■ **Aim of the task**
In this exercise, write out the data word for word and leave every image out.

(Element data from apps and pages)
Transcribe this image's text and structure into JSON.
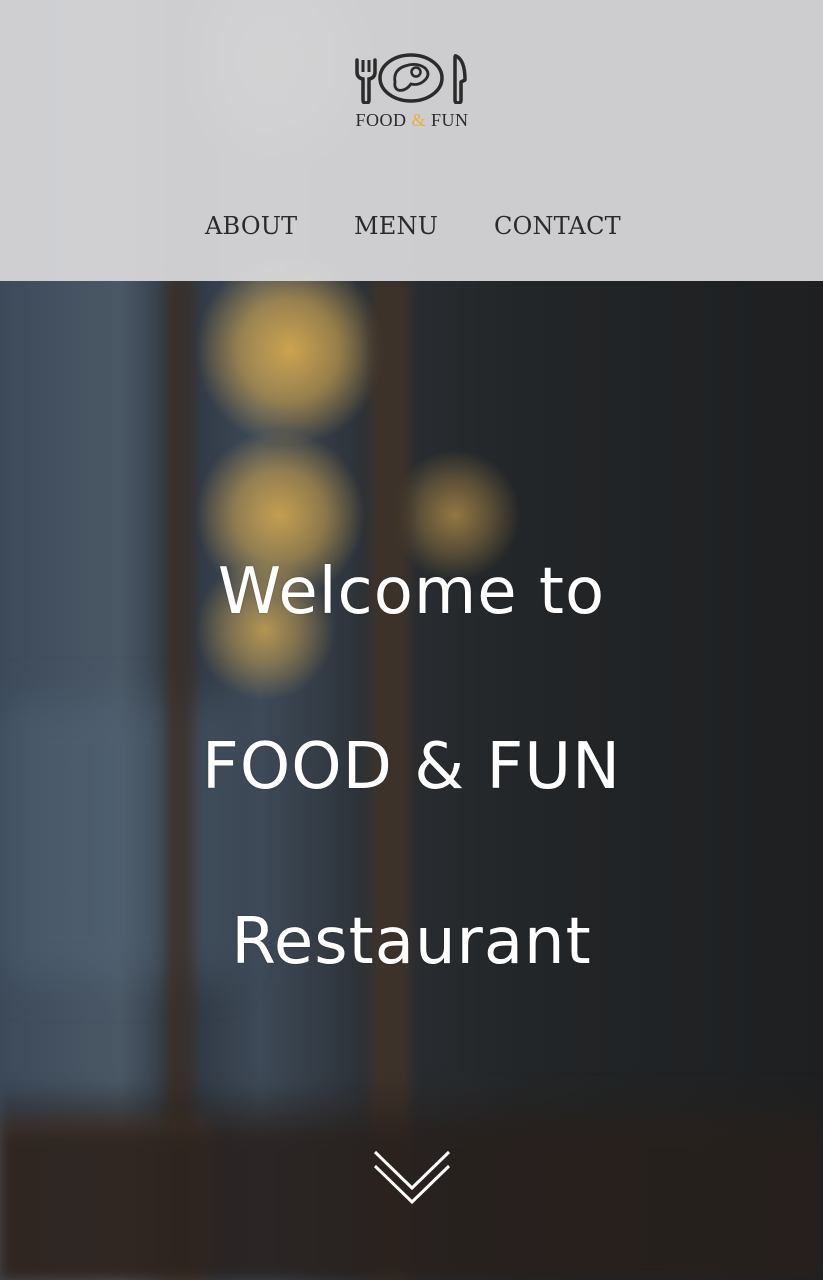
{
  "brand": {
    "logo_text_left": "FOOD ",
    "logo_text_amp": "&",
    "logo_text_right": " FUN",
    "accent_color": "#e7b23e",
    "icons": [
      "fork-icon",
      "plate-icon",
      "knife-icon"
    ]
  },
  "nav": {
    "items": [
      {
        "label": "ABOUT"
      },
      {
        "label": "MENU"
      },
      {
        "label": "CONTACT"
      }
    ]
  },
  "hero": {
    "line1": "Welcome to",
    "line2": "FOOD & FUN",
    "line3": "Restaurant",
    "scroll_icon": "chevron-double-down-icon"
  }
}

■ **Response box**
Transcribe this image's text and structure into JSON.
{
  "brand": {
    "logo_text_left": "FOOD ",
    "logo_text_amp": "&",
    "logo_text_right": " FUN",
    "accent_color": "#e7b23e",
    "icons": [
      "fork-icon",
      "plate-icon",
      "knife-icon"
    ]
  },
  "nav": {
    "items": [
      {
        "label": "ABOUT"
      },
      {
        "label": "MENU"
      },
      {
        "label": "CONTACT"
      }
    ]
  },
  "hero": {
    "line1": "Welcome to",
    "line2": "FOOD & FUN",
    "line3": "Restaurant",
    "scroll_icon": "chevron-double-down-icon"
  }
}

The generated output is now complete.